## Your task
Copy out, from the data, each line containing the string "this".

Collection entries

□ □ □ □ □

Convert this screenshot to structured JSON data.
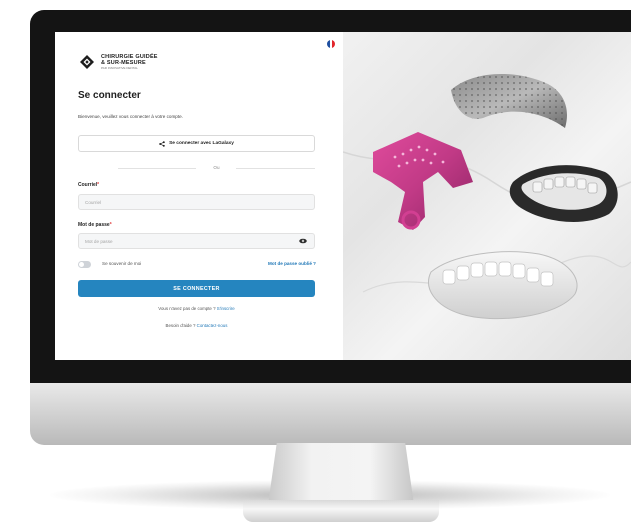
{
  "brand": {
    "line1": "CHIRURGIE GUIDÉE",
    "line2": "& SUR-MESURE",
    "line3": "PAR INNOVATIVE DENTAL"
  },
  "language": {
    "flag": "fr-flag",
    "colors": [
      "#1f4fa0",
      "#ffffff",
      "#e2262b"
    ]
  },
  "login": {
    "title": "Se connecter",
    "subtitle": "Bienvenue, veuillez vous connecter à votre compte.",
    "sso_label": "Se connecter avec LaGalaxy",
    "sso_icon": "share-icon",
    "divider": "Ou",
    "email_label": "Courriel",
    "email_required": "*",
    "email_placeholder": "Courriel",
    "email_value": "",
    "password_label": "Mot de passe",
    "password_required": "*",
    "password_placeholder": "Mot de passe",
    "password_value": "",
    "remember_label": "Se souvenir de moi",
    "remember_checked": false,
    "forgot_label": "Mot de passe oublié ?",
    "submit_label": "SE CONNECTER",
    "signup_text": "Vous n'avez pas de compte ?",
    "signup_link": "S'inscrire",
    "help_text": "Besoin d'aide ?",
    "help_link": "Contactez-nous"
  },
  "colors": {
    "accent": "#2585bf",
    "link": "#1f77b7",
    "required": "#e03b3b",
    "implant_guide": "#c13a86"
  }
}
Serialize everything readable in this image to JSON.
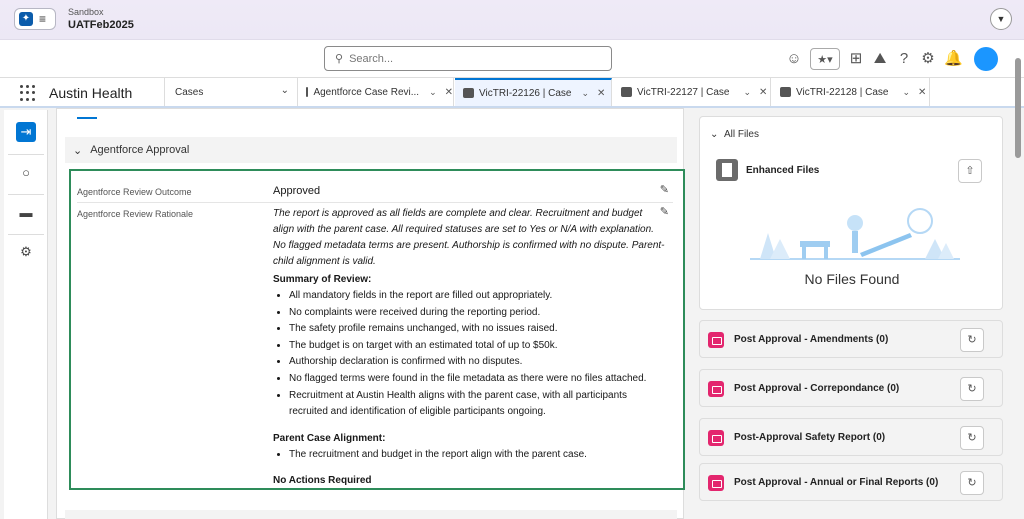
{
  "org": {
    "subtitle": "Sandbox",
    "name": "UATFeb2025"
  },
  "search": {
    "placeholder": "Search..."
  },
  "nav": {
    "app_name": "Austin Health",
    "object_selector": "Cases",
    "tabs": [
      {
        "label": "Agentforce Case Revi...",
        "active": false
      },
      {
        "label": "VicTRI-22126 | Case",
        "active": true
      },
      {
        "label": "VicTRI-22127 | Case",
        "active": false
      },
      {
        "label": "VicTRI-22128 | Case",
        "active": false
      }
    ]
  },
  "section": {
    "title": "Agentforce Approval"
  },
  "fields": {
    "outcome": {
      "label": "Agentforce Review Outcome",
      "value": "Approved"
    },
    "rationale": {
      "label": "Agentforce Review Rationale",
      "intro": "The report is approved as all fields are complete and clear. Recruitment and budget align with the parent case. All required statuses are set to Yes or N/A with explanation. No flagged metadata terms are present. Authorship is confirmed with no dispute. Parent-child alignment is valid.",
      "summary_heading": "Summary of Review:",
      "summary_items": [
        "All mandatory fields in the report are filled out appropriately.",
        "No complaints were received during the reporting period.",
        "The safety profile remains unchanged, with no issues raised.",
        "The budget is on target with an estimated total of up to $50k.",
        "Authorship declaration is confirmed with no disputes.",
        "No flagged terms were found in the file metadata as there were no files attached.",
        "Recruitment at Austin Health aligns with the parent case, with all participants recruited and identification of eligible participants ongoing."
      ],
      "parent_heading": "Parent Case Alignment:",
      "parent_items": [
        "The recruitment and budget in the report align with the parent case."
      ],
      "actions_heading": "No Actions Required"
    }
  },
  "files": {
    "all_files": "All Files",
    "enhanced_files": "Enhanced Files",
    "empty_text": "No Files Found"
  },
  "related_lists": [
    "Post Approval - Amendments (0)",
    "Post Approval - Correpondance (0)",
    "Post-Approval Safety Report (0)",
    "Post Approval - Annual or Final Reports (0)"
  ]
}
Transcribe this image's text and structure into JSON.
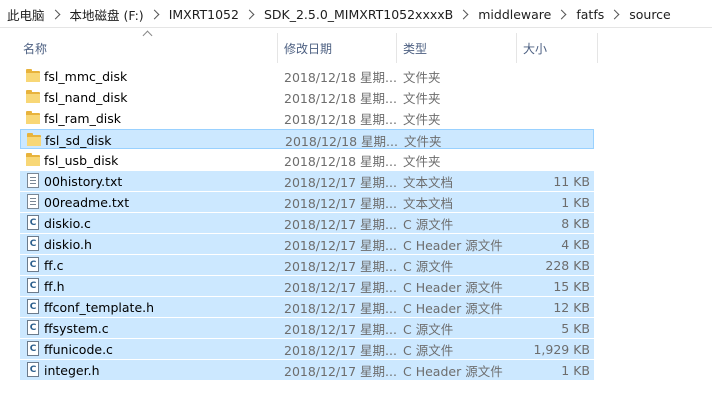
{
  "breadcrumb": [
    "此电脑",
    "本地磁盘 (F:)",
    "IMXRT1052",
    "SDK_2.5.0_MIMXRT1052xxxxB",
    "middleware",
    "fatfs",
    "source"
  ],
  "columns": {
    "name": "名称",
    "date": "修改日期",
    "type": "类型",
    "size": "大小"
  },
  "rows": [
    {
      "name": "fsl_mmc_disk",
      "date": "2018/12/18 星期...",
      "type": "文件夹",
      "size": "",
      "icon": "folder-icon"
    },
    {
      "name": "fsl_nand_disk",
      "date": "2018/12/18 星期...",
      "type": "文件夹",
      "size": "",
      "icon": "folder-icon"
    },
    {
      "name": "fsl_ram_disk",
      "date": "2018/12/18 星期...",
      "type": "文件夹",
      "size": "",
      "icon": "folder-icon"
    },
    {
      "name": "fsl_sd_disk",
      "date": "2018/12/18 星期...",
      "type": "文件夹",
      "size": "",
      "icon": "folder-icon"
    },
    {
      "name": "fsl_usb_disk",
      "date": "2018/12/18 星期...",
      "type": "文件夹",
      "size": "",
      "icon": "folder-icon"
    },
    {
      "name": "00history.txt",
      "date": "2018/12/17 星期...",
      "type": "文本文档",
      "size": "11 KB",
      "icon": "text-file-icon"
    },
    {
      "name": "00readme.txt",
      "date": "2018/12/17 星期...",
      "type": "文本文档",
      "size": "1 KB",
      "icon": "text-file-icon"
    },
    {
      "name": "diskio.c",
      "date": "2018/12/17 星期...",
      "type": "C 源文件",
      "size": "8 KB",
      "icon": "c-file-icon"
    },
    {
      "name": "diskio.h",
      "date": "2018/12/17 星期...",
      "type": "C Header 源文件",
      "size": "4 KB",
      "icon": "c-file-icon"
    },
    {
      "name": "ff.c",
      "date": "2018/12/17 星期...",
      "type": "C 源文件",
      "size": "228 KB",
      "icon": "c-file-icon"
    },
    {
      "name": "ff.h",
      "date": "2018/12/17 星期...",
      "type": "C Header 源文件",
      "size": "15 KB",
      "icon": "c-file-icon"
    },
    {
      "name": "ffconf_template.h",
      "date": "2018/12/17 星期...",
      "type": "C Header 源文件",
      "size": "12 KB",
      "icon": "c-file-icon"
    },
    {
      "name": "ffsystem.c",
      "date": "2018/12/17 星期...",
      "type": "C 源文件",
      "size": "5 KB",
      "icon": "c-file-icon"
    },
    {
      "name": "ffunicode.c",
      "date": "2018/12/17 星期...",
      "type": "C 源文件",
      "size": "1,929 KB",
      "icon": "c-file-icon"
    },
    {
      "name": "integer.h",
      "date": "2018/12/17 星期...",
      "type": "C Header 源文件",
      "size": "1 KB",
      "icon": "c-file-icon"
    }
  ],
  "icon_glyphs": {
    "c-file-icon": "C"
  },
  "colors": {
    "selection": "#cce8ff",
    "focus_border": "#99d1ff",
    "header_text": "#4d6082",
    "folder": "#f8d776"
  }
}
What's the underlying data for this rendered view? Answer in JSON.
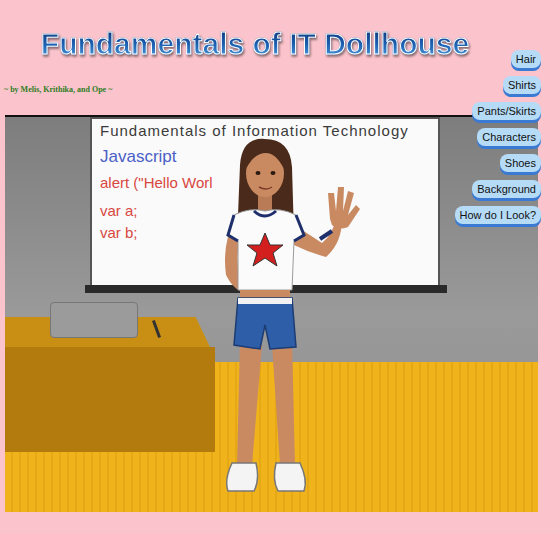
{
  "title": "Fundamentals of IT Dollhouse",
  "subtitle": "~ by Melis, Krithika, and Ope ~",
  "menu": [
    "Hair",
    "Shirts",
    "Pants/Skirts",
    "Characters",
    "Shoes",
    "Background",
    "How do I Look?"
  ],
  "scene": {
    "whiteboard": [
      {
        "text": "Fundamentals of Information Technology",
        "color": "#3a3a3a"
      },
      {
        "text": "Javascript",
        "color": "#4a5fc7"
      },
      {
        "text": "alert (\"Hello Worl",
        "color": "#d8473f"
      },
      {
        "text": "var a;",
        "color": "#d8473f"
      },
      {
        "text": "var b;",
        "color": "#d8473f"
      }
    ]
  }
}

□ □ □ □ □

## Result of the task
Convert this screenshot to structured JSON data.
Serialize everything readable in this image to JSON.
Transcribe this image's text and structure into JSON.
What's the underlying data for this rendered view? Answer in JSON.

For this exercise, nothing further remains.